My grandfather, father, uncles worked in the Eveleigh Workshops and my father was very active during the period of the strike and I went with him at times to the picket line. I was only nine years of age, but I had a personal understanding of that strike, which may not have been completely that of the workers involved in it, but from the point of view of my age was I considered that winning the strike was going to provide a great benefit to us.

Lucy Taksa

There seems to me to have been a massive amount of opposition in the community against those that stayed at work and in fact a lot of them were pressured to leave. The government threatened the prospect of recruiting volunteer labour, and advised the leading centres in the country of this intention, and immediately the Farmers and Settlers Association and the Primary Producers Union began to organise volunteers.

Poem: The New Exhibits by R.J. Cassidy (1917) "The Worker" Journal of the Australian Workers Union. Just prior to the 1917 strike, the Railway Construction Workers Union merged with the AWU.

Recited by Denis Kevans

A portion of Taronga Park where the new Sydney Zoo is has been set apart for the volunteers who are down from the country to endeavour to break the strike 1917.

Say what are these exhibits called, the monkey asked her mate,
Those bipeds that the keeper has admitted through the gate,
A longing undeniable the problem to discuss
Have I Oh tell me what they are, who come to live with us
Your question is a poser, and my answer's Humpty Doo,
For I likewise am puzzled much, said monkey Number two.
Then went the Ape inquisitive, behind a pile of rocks,
And put her question to a seer, to wit the ancient fox.
Oh Mr. Fox the monkey asked, I come to learn from you,
Particulars concerning those new tenants at the zoo,
The fox he wunk a knowing wink, peculiarly a seer's,
Oh they, he said, are what are called, the rural volunteers.

Lucy Taksa

A great deal was made about the issue of patriotism, by the government. Again it's important to see the strike in the context of the war, and the anti-conscription movement. So, what's very important, is that the soldiers themselves, in France in particular, voted on block against conscription.

Poem: Anon.
Recited by John Dengate

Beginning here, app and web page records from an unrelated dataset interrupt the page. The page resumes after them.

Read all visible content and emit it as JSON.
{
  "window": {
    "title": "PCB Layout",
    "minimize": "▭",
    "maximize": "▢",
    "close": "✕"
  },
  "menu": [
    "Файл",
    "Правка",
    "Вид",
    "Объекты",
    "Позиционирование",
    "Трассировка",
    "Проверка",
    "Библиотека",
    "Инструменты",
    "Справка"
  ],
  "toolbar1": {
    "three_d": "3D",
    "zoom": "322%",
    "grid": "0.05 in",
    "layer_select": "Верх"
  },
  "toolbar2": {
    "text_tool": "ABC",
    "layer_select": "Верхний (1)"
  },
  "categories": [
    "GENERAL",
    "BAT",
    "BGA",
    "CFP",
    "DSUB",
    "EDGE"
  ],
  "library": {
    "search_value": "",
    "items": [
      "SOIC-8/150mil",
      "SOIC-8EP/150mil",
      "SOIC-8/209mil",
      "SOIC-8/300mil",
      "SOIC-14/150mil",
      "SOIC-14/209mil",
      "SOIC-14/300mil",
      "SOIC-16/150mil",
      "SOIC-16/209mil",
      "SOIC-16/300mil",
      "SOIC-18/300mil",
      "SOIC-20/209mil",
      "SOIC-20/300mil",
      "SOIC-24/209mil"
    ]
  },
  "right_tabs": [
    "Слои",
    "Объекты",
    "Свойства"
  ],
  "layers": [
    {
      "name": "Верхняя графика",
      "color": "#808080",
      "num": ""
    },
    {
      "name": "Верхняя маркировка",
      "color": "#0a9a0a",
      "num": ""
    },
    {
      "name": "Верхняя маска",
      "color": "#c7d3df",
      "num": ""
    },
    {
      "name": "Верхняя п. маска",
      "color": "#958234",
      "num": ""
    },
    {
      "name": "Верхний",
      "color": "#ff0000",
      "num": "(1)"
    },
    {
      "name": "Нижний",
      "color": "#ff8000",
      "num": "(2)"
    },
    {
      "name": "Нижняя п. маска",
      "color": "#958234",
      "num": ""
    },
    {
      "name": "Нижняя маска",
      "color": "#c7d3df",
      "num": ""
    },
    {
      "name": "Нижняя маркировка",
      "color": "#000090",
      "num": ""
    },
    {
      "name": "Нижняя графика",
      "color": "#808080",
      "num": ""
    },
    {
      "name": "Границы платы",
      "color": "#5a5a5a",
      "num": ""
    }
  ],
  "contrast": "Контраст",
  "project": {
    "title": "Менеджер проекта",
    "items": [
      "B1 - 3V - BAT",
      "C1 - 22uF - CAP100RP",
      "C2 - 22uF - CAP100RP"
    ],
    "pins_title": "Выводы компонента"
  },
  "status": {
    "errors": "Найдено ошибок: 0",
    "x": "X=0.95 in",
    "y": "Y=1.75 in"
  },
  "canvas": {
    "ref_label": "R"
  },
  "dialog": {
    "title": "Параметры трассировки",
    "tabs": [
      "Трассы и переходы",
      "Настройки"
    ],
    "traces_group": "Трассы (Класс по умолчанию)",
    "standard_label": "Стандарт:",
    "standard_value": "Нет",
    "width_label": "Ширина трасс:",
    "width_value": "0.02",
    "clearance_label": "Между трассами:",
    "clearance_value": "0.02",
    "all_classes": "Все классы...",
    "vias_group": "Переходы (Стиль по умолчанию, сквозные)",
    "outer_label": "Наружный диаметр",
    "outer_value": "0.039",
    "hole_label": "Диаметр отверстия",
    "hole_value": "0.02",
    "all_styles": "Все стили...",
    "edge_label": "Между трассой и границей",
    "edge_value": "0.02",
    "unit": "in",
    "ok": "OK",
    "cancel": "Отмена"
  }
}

Tramp, tramp, tramp, can't you hear the marching feet,
As the sturdy sons of labour come swinging down the street.
With manly step and bearing and faces shining bright,
They have taken up the gauntlet in the battle for the right.
In the van are labour's heroes who have fought and shed their blood,
To save our daunted freedom being trampled in the mud.
They can hear their comrades calling from far across the sea,
As we fight in France for freedom, fight to keep our homeland free.
But our blood was spilt for nothing and our sacrifice in vain,
If our own dear Australia, is bound by serfdom's chain.

Stan Jones

As a result of his activities, my father, along with many others, were victimised and were not employed back in the railway service for a long period after the strike. My father went to work at the steelworks at Newcastle as a boilermaker, and he continued for quite a while to go to each week ... to go to the steelworks from Redfern, that's travel from Redfern to Newcastle, bringing home his wages at the weekend, in order to keep the family going.

Greg Patmore

Now in the wake of the strike, the employers began a major ... what I call employers' offensive, to reconstruct the whole railway labour relations. Besides weeding out troublesome workers and the trade unions, who were involved in the 1917 strike, they began a massive increase in welfareism. Railway Institutes were expanded into country areas, again this idea, philosophy of welfareism seems very important.

Railway Voices a CD of Australian railway workers stories with songs and poems